Luke 19:1-27 Zacchaeus and Rahab


Location is everything in this fairly disturbing passage, and the potential for anti-semitism is rife.  So the first thing that must be said is that we should read it an internal critique, a Jew criticizing other Jews, and as we read it we should consider a mental parallel – what if an outsider Christian launched an angry critique against Christianity?  WIth those caveats, it is probably still unsafe to proceed, because there is nothing safe about this passage at all.

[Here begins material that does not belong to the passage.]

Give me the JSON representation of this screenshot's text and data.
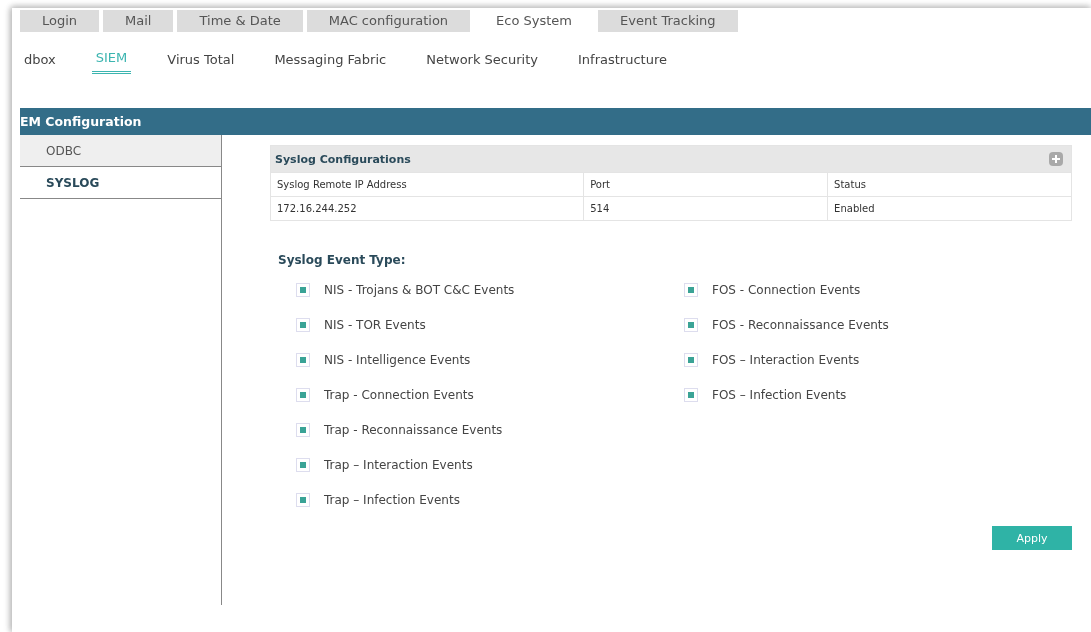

Let’s begin with the location.  Jesus and the disciples are on their way to Jerusalem, and they’re just passing through Jericho.  Jericho is significant because it was the first city that the Israelites conquered as they entered the Promised Land in the Book of Joshua.  At the end of the siege of Jericho (ch. 6), Joshua ordered that all of the inhabitants should be slaughtered, except for Rahab the prostitute, who hid two Israelite spies from the King of Jericho back in chapter 2, and then helped them escape by lowering them down from the walls on a rope.  Both she and Zacchaeus the tax collector were social outcasts who decided to help someone named Joshua (Jesus’ name, Yeshua, is just an altered form of the name Joshua). Both stories have the trope of salvation coming through descending from a high place to a low place.

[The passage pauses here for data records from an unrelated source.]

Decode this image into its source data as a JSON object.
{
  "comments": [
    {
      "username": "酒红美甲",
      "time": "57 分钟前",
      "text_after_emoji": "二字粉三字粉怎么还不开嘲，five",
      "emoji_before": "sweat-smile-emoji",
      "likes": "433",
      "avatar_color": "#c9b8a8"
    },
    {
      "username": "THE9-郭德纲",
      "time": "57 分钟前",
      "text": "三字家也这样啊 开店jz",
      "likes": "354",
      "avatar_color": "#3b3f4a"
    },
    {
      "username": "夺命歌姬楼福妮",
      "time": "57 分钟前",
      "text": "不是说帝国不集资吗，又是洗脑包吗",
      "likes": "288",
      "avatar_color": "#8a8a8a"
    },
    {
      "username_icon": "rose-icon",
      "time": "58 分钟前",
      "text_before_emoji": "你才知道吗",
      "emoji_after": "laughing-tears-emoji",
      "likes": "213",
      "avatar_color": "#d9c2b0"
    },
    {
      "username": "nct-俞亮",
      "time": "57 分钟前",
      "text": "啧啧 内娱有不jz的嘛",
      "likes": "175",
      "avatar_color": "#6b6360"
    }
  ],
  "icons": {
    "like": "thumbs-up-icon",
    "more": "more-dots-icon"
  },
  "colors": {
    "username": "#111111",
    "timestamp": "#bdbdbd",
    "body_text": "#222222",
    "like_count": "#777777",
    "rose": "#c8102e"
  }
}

The people of Jesus’ time would have known the story of Joshua and Rahab, and would have been able to understand these similarities when they heard about Zacchaeus.  To them, Jesus seemed like a new Joshua, renewing all of the promises that were made as the Israelites entered the Promised Land, and that were later broken. Many of Jesus’ listeners would have rejoiced at this comparison, because they were seeking renewal.  But their joy must have turned to anger as he got closer to Jerusalem. His followers believed that the Kingdom of God would appear immediately. The parable that he told them must have given them pause. The Kingdom of God might be about to appear, but not everyone was going to handle it well, and there would be cost to pay.

Luke’s version of this parable is difficult, to say the least, which is odd because Luke is usually the funniest and most easy-going of the evangelists.  But he was also a friend of Paul’s, and had been part of the arguments that broke out about baptizing gentiles and bringing them into the nascent church. We’ll hear much more about this when we start studying the Acts of the Apostles.  But Luke’s anger at those who would restrict Christ’s Kingdom is evident here. It’s no accident that the story is about ten servants, even though only three of them are talked about specifically. Ten is the number of the tribes of Israel, and in this story Jesus is opening up the possibility that at least some of the Israelites aren’t getting the message and won’t enter the Kingdom of God.  In fact, some of them will reject the Kingdom and try to kill Jesus, and they will suffer for it.

So, as Jesus nears Jerusalem, the long simmering arguments he’s had with Pharisees and Scribes heats up, and his rhetoric becomes sharper and sharper.  He is trying to take the anticipation of the Kingdom of God and make it efficacious in the moment. Shape up now, he says, before it’s too late. Don’t go around thinking that the Kingdom of God lies in the future – it’s here now, and if you can’t live in it now, you won’t live in it then.